BEGIN THE RECORDS
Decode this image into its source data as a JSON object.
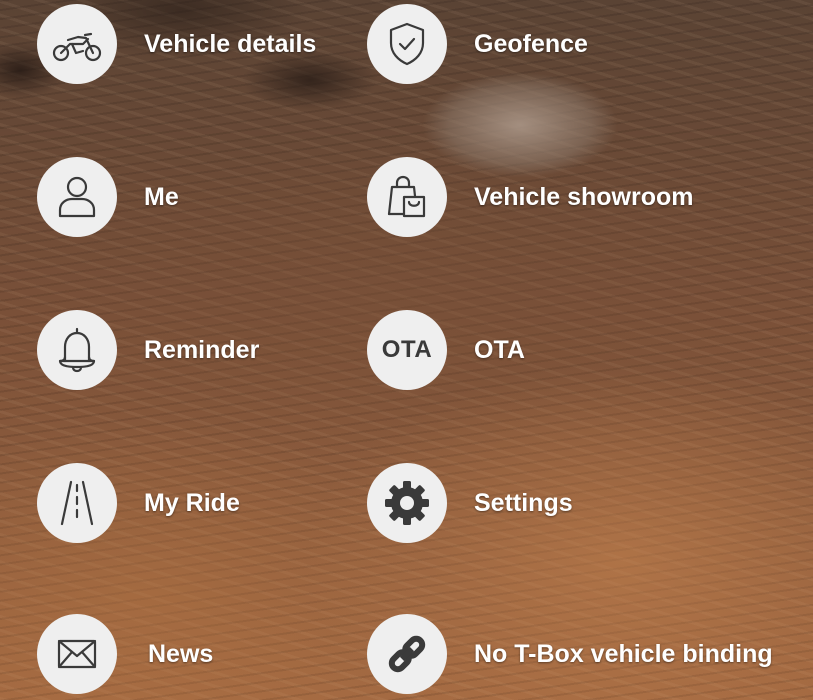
{
  "menu": {
    "vehicle_details": {
      "label": "Vehicle details",
      "icon": "motorcycle-icon"
    },
    "geofence": {
      "label": "Geofence",
      "icon": "shield-check-icon"
    },
    "me": {
      "label": "Me",
      "icon": "person-icon"
    },
    "vehicle_showroom": {
      "label": "Vehicle showroom",
      "icon": "shopping-bag-icon"
    },
    "reminder": {
      "label": "Reminder",
      "icon": "bell-icon"
    },
    "ota": {
      "label": "OTA",
      "icon_text": "OTA"
    },
    "my_ride": {
      "label": "My Ride",
      "icon": "road-icon"
    },
    "settings": {
      "label": "Settings",
      "icon": "gear-icon"
    },
    "news": {
      "label": "News",
      "icon": "envelope-icon"
    },
    "tbox_binding": {
      "label": "No T-Box vehicle binding",
      "icon": "link-icon"
    }
  },
  "colors": {
    "icon_background": "#efefef",
    "icon_stroke": "#3a3a3a",
    "label_text": "#ffffff"
  }
}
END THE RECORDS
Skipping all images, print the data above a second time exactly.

ANSWER TO THIS EXERCISE |
Decode this image into its source data as a JSON object.
{
  "menu": {
    "vehicle_details": {
      "label": "Vehicle details",
      "icon": "motorcycle-icon"
    },
    "geofence": {
      "label": "Geofence",
      "icon": "shield-check-icon"
    },
    "me": {
      "label": "Me",
      "icon": "person-icon"
    },
    "vehicle_showroom": {
      "label": "Vehicle showroom",
      "icon": "shopping-bag-icon"
    },
    "reminder": {
      "label": "Reminder",
      "icon": "bell-icon"
    },
    "ota": {
      "label": "OTA",
      "icon_text": "OTA"
    },
    "my_ride": {
      "label": "My Ride",
      "icon": "road-icon"
    },
    "settings": {
      "label": "Settings",
      "icon": "gear-icon"
    },
    "news": {
      "label": "News",
      "icon": "envelope-icon"
    },
    "tbox_binding": {
      "label": "No T-Box vehicle binding",
      "icon": "link-icon"
    }
  },
  "colors": {
    "icon_background": "#efefef",
    "icon_stroke": "#3a3a3a",
    "label_text": "#ffffff"
  }
}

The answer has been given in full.